(Excerpts from an interface dataset)
○ ○ ○ ○ ○ ○ ○

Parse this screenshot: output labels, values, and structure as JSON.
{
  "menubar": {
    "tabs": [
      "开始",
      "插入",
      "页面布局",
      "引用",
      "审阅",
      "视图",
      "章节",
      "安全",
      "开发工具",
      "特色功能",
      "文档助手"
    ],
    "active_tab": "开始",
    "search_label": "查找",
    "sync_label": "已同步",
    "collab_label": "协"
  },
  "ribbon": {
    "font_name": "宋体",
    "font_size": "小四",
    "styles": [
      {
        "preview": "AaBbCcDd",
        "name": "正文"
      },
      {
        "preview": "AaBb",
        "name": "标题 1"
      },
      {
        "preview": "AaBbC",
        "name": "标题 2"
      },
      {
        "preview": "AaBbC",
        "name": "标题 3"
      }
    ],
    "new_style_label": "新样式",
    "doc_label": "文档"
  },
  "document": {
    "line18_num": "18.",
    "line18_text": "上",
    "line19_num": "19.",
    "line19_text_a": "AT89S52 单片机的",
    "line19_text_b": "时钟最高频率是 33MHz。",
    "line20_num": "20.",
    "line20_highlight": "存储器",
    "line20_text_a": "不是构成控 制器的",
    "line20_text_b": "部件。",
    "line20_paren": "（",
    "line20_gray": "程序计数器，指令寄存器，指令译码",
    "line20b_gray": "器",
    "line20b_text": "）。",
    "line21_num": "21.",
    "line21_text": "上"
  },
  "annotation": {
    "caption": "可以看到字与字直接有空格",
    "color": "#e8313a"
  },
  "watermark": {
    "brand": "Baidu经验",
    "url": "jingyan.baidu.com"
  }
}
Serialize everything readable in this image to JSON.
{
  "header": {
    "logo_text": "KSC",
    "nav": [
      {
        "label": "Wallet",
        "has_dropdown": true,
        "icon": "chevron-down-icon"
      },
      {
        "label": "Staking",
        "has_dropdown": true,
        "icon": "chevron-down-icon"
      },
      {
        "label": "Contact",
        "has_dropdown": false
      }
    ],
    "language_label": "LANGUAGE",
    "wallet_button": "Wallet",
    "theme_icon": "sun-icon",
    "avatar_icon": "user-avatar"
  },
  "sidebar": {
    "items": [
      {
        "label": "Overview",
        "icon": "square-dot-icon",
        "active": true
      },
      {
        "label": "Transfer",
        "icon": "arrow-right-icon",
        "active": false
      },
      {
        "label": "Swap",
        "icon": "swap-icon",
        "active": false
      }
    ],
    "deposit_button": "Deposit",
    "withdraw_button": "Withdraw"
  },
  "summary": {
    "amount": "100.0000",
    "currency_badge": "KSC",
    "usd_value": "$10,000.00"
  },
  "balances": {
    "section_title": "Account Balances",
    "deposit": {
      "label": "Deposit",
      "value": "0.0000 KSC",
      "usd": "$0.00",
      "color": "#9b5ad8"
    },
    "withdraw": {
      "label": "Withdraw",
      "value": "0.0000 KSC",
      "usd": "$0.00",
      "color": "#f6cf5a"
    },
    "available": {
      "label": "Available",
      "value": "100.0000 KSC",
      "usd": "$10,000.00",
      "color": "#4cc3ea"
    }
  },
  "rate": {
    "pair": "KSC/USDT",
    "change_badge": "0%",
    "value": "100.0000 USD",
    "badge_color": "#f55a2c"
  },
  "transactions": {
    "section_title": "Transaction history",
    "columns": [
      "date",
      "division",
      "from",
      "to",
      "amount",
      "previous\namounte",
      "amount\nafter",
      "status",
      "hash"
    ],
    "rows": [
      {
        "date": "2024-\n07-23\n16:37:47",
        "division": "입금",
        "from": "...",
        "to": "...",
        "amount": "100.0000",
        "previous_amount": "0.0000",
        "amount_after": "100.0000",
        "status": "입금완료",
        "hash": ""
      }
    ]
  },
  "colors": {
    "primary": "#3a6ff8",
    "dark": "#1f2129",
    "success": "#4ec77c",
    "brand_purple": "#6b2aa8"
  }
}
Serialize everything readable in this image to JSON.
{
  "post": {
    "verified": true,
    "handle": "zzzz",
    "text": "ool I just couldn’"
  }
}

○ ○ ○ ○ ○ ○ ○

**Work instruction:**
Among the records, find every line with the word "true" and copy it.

**Completed task:**
        "has_dropdown": true,
        "has_dropdown": true,
        "active": true
    "verified": true,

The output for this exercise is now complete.